**Dataset entries**
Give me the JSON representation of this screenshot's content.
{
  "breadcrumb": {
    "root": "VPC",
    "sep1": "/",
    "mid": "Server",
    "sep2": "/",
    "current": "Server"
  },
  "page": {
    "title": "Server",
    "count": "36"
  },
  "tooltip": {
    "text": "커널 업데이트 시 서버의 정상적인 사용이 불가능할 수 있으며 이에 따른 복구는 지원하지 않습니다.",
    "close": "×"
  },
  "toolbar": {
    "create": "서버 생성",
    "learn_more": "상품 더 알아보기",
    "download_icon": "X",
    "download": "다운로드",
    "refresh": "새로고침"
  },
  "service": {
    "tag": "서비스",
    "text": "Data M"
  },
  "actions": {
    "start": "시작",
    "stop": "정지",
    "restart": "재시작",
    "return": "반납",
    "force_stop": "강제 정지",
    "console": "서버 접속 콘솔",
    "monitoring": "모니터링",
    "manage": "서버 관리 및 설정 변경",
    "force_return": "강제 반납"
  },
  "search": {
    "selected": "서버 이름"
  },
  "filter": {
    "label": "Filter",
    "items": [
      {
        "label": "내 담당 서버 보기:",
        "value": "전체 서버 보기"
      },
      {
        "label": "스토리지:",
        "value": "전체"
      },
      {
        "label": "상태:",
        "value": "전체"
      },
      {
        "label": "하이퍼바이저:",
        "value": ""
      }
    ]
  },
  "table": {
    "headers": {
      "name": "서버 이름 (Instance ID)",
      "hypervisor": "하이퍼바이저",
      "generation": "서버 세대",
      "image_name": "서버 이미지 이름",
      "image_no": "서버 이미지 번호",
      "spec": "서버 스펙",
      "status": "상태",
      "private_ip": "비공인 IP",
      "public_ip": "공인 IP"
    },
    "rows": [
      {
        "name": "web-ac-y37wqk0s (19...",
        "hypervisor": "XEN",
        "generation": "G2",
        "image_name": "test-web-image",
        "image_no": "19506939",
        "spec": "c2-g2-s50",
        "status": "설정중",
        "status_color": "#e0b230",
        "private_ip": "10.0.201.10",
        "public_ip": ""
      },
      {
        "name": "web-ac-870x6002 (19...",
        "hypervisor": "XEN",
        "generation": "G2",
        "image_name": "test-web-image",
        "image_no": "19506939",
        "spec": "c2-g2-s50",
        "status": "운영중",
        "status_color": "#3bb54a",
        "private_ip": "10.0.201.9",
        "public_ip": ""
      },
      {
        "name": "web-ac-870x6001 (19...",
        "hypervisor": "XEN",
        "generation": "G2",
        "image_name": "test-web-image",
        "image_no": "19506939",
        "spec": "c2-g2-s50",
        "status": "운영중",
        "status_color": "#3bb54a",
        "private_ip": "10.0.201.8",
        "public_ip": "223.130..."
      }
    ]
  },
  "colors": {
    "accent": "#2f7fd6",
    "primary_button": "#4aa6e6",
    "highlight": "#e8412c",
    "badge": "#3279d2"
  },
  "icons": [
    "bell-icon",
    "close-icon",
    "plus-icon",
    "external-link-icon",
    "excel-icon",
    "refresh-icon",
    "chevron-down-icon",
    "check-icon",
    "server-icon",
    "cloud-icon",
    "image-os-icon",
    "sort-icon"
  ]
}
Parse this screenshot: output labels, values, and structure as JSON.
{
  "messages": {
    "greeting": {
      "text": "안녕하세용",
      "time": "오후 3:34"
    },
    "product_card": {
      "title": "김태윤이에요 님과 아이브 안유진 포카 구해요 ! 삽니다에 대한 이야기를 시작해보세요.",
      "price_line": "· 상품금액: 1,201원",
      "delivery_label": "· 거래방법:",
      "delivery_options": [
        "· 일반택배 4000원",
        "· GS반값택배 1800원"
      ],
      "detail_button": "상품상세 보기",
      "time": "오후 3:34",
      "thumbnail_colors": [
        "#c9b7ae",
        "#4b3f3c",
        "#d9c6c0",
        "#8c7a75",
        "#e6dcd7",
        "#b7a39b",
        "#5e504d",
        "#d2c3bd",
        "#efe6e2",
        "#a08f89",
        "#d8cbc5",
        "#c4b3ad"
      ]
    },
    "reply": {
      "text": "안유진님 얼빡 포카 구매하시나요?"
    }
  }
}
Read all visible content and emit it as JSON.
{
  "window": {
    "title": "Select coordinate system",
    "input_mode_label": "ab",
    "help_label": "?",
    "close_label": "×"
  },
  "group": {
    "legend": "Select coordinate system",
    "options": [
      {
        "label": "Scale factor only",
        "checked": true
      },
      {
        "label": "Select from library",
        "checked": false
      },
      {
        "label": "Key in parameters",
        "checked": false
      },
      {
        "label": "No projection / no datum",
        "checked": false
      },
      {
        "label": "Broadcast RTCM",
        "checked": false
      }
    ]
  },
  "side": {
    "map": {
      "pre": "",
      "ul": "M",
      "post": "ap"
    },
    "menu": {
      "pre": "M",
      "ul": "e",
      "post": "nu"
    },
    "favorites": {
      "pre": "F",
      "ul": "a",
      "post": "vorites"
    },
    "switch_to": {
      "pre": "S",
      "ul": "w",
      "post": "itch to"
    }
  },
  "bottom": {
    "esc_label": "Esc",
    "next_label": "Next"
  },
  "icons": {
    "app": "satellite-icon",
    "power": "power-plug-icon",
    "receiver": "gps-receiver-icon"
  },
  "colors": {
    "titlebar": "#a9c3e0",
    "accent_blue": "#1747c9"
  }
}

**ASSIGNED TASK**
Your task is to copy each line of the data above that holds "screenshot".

**WRITTEN RESPONSE**
Give me the JSON representation of this screenshot's content.
Parse this screenshot: output labels, values, and structure as JSON.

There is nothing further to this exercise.